The homelessness prevention and support system is fluid.
It has more moving parts than the space shuttle and, because human beings drive the engine, the variables are incalculable. Ask any shelter provider and they will attest to this fact. On the front lines, when you have a family in front of you that is sleeping in their car, that necessity becomes paramount. Is there a way to fit the disparate pieces of the puzzles together and build greater efficiency? Yes.
It’s called Coordinated Access.
The brainchild of the Greater Seacoast Coalition on Homelessness, an initiative kickstarted and funded by United Way of the Greater Seacoast, Coordinated Access provides a game-changing approach to better serving the homeless while at the same time improving efficiency in the field.
“The goal is to see what we can do as a system to improve,” said Maria Sillari, Project Director of the Greater Seacoast Coalition on Homelessness . “We want to strengthen the coordination of services, reduce duplication, and leverage existing capacity. As we get better data we can measure success and see where there are still gaps in services.”
So what is Coordinated Access? It’s one person with a phone. Operating out of the Community Action Partnership of Strafford County in Dover, that person, the Coordinated Access Specialist, becomes the primary point person for referrals and placements, performs an assessment over the phone, provides resources when appropriate and, if necessary connect the client with a shelter. And that phone becomes a lifeline.
Goal 1, of course, is to prevent homelessness, which makes the one-on-one conversations so critical; perhaps there are community programs or supports that can belie the need to leave their current housing.
“We’re trying to make it easier for the person experiencing or at risk of homelessness,” says Maria. “We want to get them the right services at the right time.”
Every person is different.

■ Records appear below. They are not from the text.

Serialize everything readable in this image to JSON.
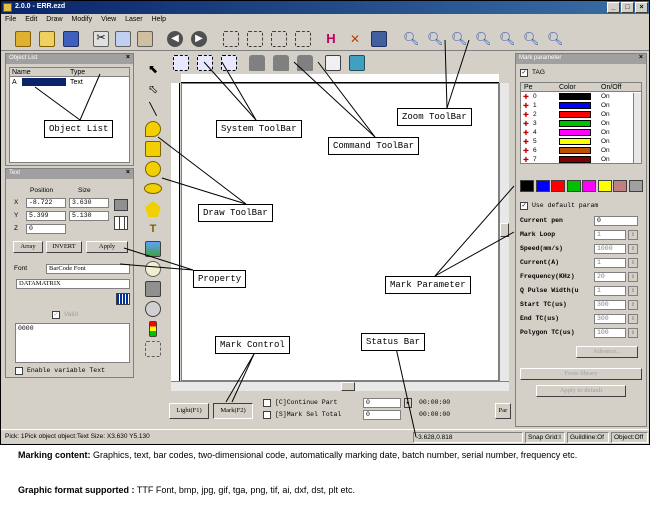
{
  "window": {
    "title": "2.0.0 - ERR.ezd",
    "min": "_",
    "max": "□",
    "close": "×"
  },
  "menu": [
    "File",
    "Edit",
    "Draw",
    "Modify",
    "View",
    "Laser",
    "Help"
  ],
  "object_list": {
    "title": "Object List",
    "columns": [
      "Name",
      "Type"
    ],
    "rows": [
      {
        "name": "A",
        "type": "Text"
      }
    ]
  },
  "text_panel": {
    "title": "Text",
    "position_label": "Position",
    "size_label": "Size",
    "x_label": "X",
    "y_label": "Y",
    "z_label": "Z",
    "x_pos": "-8.722",
    "x_size": "3.630",
    "y_pos": "5.399",
    "y_size": "5.130",
    "z_pos": "0",
    "array_btn": "Array",
    "invert_btn": "INVERT",
    "apply_btn": "Apply",
    "font_label": "Font",
    "font_value": "BarCode Font",
    "barcode_value": "DATAMATRIX",
    "valid_label": "Valid",
    "text_value": "0000",
    "enable_variable": "Enable variable Text"
  },
  "mark_parameter": {
    "title": "Mark parameter",
    "tag_label": "TAG",
    "columns": [
      "Pe",
      "Color",
      "On/Off"
    ],
    "pens": [
      {
        "no": "0",
        "color": "#000000",
        "state": "On"
      },
      {
        "no": "1",
        "color": "#0000ff",
        "state": "On"
      },
      {
        "no": "2",
        "color": "#ff0000",
        "state": "On"
      },
      {
        "no": "3",
        "color": "#00c000",
        "state": "On"
      },
      {
        "no": "4",
        "color": "#ff00ff",
        "state": "On"
      },
      {
        "no": "5",
        "color": "#ffff00",
        "state": "On"
      },
      {
        "no": "6",
        "color": "#c05000",
        "state": "On"
      },
      {
        "no": "7",
        "color": "#800000",
        "state": "On"
      }
    ],
    "palette": [
      "#000000",
      "#0000ff",
      "#ff0000",
      "#00c000",
      "#ff00ff",
      "#ffff00",
      "#c08080",
      "#a0a0a0"
    ],
    "use_default": "Use default param",
    "params": [
      {
        "label": "Current pen",
        "value": "0"
      },
      {
        "label": "Mark Loop",
        "value": "1"
      },
      {
        "label": "Speed(mm/s)",
        "value": "1000"
      },
      {
        "label": "Current(A)",
        "value": "1"
      },
      {
        "label": "Frequency(KHz)",
        "value": "20"
      },
      {
        "label": "Q Pulse Width(u",
        "value": "1"
      },
      {
        "label": "Start TC(us)",
        "value": "300"
      },
      {
        "label": "End TC(us)",
        "value": "300"
      },
      {
        "label": "Polygon TC(us)",
        "value": "100"
      }
    ],
    "advance_btn": "Advance...",
    "from_library_btn": "From library",
    "apply_default_btn": "Apply to default"
  },
  "mark_control": {
    "light_btn": "Light(F1)",
    "mark_btn": "Mark(F2)",
    "continue_label": "[C]Continue Part",
    "sel_label": "[S]Mark Sel  Total",
    "part_value": "0",
    "total_value": "0",
    "time1": "00:00:00",
    "time2": "00:00:00",
    "para_btn": "Par"
  },
  "status": {
    "left": "Pick: 1Pick object object:Text Size: X3.630 Y5.130",
    "coords": "-3.628,0.818",
    "snap": "Snap Grid:I",
    "guideline": "Guildline:Of",
    "object": "Object:Off"
  },
  "callouts": {
    "object_list": "Object List",
    "system_toolbar": "System ToolBar",
    "command_toolbar": "Command ToolBar",
    "zoom_toolbar": "Zoom ToolBar",
    "draw_toolbar": "Draw ToolBar",
    "property": "Property",
    "mark_parameter": "Mark Parameter",
    "mark_control": "Mark Control",
    "status_bar": "Status Bar"
  },
  "caption": {
    "marking_label": "Marking content:",
    "marking_text": "Graphics, text, bar codes, two-dimensional code, automatically marking date, batch number, serial number, frequency etc.",
    "format_label": "Graphic format supported :",
    "format_text": "TTF Font, bmp, jpg, gif, tga, png, tif, ai, dxf, dst, plt etc."
  }
}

Every situation is different. Shelters are constantly in flux with their space, but through Coordinated Access, one person has the lay of the land and, if the circumstances do in fact call for it, can find the right place for the person.
“Our beds are our resource and they are limited,” said Martha Stone, Executive Director of Cross Roads House in Portsmouth. “Coordinated Access becomes a real value-add for us.”
She continues: “Before Coordinated Access, our shelter beds would be allocated to the first person who walked through that door. But that person may not have been the most vulnerable at that time. With calls and referrals going through Coordinated Access, the questions are being asked to ensure that those who need the beds the most urgently are getting them.”
In its first year of existence Coordinated Access fielded 1,429 calls from Rockingham and Strafford Counties, Kittery and Eliot, Maine and through New Hampshire and elsewhere. Each one of those calls represented a person faced with the daunting reality of possible homelessness; each one of those conversations offered hope.
“We know it’s making a difference,” says Maria. “We are seeing things happening now that are happening because of Coordinated Access.”